# Saved data entries
———
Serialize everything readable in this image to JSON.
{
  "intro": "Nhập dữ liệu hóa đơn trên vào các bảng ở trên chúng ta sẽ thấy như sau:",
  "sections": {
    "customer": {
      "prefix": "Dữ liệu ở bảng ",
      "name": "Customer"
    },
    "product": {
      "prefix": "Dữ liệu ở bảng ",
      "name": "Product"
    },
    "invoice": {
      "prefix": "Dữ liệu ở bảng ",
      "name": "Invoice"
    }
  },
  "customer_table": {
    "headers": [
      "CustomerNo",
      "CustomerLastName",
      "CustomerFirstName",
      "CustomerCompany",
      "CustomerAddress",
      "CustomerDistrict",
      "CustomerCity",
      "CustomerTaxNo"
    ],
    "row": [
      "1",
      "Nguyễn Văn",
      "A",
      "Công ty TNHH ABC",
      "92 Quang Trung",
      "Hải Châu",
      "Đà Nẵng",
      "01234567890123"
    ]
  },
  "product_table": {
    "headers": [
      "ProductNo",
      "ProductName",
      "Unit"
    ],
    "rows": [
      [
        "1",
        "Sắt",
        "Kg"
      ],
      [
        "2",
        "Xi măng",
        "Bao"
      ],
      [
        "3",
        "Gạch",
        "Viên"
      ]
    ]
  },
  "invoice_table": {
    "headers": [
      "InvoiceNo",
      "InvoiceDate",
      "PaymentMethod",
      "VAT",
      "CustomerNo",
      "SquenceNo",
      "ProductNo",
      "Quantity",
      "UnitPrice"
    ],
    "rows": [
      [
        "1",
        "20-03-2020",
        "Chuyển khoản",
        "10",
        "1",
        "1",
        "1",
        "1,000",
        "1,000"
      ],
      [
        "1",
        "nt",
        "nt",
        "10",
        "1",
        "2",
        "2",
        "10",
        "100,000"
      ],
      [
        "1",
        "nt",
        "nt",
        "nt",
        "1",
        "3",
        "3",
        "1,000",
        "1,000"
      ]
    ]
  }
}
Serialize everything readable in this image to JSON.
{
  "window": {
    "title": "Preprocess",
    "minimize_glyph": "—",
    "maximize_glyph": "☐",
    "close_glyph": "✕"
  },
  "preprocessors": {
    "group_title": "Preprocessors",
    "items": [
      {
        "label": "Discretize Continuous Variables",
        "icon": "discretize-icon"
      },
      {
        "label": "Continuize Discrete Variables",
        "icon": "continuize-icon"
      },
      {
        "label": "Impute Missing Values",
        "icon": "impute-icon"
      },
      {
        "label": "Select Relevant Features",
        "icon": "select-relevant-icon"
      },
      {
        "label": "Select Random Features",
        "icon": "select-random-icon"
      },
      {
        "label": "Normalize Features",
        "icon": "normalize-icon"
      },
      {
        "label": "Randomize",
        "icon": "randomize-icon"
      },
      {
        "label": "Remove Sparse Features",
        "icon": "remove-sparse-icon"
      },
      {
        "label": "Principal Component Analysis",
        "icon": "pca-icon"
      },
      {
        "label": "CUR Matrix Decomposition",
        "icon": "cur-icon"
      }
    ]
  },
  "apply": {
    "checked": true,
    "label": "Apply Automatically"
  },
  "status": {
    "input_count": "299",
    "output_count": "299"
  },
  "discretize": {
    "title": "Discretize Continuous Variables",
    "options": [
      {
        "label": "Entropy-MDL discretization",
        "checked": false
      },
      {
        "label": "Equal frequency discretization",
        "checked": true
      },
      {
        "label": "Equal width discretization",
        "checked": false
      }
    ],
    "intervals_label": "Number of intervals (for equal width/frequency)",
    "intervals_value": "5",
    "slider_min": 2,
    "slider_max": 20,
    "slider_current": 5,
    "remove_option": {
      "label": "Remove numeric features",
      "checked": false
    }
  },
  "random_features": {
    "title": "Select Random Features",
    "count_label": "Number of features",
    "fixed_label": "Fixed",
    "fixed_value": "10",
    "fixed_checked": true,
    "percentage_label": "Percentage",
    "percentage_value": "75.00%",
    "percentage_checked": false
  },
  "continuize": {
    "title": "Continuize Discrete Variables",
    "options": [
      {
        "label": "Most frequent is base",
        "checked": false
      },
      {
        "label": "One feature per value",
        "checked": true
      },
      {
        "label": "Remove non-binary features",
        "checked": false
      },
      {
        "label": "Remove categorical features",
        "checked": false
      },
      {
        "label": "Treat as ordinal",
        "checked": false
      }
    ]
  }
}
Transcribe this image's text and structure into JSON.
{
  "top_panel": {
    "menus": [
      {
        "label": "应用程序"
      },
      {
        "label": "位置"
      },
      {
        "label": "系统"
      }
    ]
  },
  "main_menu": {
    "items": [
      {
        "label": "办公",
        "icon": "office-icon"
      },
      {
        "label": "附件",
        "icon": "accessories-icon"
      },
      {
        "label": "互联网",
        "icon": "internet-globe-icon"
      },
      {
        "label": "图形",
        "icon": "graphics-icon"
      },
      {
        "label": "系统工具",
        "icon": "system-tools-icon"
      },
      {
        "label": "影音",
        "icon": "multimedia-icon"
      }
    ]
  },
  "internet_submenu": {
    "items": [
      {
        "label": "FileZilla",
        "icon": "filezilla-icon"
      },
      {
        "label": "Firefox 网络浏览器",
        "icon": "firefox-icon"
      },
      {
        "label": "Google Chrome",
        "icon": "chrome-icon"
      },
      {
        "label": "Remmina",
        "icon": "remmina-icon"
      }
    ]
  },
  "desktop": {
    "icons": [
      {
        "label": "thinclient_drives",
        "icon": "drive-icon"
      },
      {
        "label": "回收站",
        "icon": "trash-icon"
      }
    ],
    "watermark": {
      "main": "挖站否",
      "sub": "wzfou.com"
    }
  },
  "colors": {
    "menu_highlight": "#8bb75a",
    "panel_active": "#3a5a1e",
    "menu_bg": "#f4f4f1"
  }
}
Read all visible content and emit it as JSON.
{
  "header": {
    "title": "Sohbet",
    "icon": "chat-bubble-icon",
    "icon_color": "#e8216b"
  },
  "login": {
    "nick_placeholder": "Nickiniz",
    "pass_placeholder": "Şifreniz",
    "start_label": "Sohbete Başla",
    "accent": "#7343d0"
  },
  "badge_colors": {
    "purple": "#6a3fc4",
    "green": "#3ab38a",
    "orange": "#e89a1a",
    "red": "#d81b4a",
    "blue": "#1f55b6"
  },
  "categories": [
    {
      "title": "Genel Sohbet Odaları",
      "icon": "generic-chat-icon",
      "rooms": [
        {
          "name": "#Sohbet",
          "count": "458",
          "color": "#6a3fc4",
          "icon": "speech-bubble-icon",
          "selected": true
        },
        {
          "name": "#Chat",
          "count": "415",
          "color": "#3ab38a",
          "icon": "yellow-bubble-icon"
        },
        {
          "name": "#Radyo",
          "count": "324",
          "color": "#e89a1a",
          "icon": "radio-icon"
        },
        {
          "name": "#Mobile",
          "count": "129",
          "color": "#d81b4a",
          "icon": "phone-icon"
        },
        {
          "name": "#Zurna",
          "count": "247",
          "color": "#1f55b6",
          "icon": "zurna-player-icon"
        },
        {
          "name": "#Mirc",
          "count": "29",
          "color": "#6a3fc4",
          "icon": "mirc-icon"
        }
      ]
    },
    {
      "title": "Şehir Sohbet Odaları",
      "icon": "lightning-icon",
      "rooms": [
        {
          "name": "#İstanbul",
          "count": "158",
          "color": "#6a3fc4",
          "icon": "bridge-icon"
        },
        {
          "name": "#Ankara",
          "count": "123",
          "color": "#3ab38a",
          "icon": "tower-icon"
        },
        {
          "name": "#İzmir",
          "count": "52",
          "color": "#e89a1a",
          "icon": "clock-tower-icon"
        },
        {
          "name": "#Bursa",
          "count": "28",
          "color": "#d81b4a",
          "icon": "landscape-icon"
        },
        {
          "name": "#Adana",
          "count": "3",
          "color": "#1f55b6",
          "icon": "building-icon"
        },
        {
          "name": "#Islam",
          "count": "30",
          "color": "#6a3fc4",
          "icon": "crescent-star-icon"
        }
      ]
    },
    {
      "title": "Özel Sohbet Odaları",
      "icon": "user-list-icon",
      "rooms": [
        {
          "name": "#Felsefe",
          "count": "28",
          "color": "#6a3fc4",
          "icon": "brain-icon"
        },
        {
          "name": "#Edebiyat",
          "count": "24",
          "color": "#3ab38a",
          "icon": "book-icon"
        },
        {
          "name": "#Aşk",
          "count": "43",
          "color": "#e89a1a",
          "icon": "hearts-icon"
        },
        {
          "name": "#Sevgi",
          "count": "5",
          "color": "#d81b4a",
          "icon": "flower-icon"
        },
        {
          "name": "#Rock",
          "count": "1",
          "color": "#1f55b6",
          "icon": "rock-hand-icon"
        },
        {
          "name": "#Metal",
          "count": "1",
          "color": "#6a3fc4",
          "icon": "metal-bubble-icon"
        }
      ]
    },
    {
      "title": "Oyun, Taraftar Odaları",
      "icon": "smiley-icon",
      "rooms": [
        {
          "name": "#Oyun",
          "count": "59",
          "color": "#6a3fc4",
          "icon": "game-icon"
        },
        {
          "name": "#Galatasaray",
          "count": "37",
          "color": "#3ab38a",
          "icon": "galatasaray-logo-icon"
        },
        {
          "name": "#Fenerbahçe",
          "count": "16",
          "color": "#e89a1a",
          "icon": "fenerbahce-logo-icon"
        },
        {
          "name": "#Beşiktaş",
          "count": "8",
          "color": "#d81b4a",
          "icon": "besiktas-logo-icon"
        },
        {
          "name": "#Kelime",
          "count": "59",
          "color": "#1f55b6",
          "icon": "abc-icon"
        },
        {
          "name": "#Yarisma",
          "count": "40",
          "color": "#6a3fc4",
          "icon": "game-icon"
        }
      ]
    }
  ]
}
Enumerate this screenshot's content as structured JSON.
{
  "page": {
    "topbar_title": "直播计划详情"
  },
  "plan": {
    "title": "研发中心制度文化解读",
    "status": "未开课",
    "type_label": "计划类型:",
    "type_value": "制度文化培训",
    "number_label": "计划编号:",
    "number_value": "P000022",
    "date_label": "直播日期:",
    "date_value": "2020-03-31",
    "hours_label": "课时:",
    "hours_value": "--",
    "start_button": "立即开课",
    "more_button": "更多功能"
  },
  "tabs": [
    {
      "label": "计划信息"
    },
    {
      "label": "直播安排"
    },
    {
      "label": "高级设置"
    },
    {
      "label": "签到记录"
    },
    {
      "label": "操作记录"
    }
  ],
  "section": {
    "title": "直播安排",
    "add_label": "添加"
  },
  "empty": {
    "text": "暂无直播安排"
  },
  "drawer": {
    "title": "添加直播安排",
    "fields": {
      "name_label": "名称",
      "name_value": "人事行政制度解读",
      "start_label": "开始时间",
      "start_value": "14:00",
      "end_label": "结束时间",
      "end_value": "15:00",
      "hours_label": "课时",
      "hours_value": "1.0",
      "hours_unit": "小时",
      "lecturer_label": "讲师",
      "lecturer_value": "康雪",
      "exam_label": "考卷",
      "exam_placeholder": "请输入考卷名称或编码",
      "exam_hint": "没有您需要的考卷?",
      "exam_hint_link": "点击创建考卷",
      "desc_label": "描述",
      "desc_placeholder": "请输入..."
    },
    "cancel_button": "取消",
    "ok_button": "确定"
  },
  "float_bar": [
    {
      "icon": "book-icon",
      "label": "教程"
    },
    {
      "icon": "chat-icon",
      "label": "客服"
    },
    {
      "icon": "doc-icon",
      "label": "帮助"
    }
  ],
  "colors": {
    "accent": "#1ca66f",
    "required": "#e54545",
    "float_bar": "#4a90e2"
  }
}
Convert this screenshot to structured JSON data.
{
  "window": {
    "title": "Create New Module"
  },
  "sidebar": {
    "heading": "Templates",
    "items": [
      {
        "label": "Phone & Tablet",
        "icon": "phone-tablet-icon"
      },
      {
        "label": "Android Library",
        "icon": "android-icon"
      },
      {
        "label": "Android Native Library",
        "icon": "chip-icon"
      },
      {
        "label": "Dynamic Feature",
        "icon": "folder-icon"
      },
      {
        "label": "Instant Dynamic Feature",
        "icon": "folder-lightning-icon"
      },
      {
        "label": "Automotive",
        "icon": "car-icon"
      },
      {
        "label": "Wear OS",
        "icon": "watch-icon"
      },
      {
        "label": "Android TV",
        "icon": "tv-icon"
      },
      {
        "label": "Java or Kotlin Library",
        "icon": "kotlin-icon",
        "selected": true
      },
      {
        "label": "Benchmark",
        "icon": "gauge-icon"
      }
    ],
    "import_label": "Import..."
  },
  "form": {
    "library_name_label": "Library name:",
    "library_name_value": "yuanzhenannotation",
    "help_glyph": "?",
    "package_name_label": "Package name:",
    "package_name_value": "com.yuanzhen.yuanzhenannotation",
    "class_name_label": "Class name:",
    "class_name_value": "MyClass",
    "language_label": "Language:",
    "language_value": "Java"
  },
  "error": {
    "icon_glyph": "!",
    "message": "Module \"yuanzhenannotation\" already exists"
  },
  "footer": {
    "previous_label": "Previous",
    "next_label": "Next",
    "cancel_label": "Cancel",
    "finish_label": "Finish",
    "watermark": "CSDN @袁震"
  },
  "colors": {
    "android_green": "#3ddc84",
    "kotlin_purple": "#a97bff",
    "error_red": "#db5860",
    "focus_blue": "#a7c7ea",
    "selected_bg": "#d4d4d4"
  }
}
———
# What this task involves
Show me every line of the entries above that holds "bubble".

# Answer to this exercise
    "icon": "chat-bubble-icon",
          "icon": "speech-bubble-icon",
          "icon": "yellow-bubble-icon"
          "icon": "metal-bubble-icon"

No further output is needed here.